Segment Start: Data shown
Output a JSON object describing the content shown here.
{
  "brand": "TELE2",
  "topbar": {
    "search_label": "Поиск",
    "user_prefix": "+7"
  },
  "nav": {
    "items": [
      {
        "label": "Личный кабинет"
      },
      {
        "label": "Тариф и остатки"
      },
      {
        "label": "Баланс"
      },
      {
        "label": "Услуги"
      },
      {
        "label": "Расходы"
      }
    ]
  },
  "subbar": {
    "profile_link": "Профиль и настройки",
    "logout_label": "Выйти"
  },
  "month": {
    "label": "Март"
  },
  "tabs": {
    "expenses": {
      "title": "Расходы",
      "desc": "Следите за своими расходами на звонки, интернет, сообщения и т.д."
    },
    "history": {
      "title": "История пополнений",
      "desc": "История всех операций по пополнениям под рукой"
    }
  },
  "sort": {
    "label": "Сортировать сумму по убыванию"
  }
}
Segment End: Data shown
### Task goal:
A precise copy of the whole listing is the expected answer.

### Problem solution:
Output a JSON object describing the content shown here.
{
  "brand": "TELE2",
  "topbar": {
    "search_label": "Поиск",
    "user_prefix": "+7"
  },
  "nav": {
    "items": [
      {
        "label": "Личный кабинет"
      },
      {
        "label": "Тариф и остатки"
      },
      {
        "label": "Баланс"
      },
      {
        "label": "Услуги"
      },
      {
        "label": "Расходы"
      }
    ]
  },
  "subbar": {
    "profile_link": "Профиль и настройки",
    "logout_label": "Выйти"
  },
  "month": {
    "label": "Март"
  },
  "tabs": {
    "expenses": {
      "title": "Расходы",
      "desc": "Следите за своими расходами на звонки, интернет, сообщения и т.д."
    },
    "history": {
      "title": "История пополнений",
      "desc": "История всех операций по пополнениям под рукой"
    }
  },
  "sort": {
    "label": "Сортировать сумму по убыванию"
  }
}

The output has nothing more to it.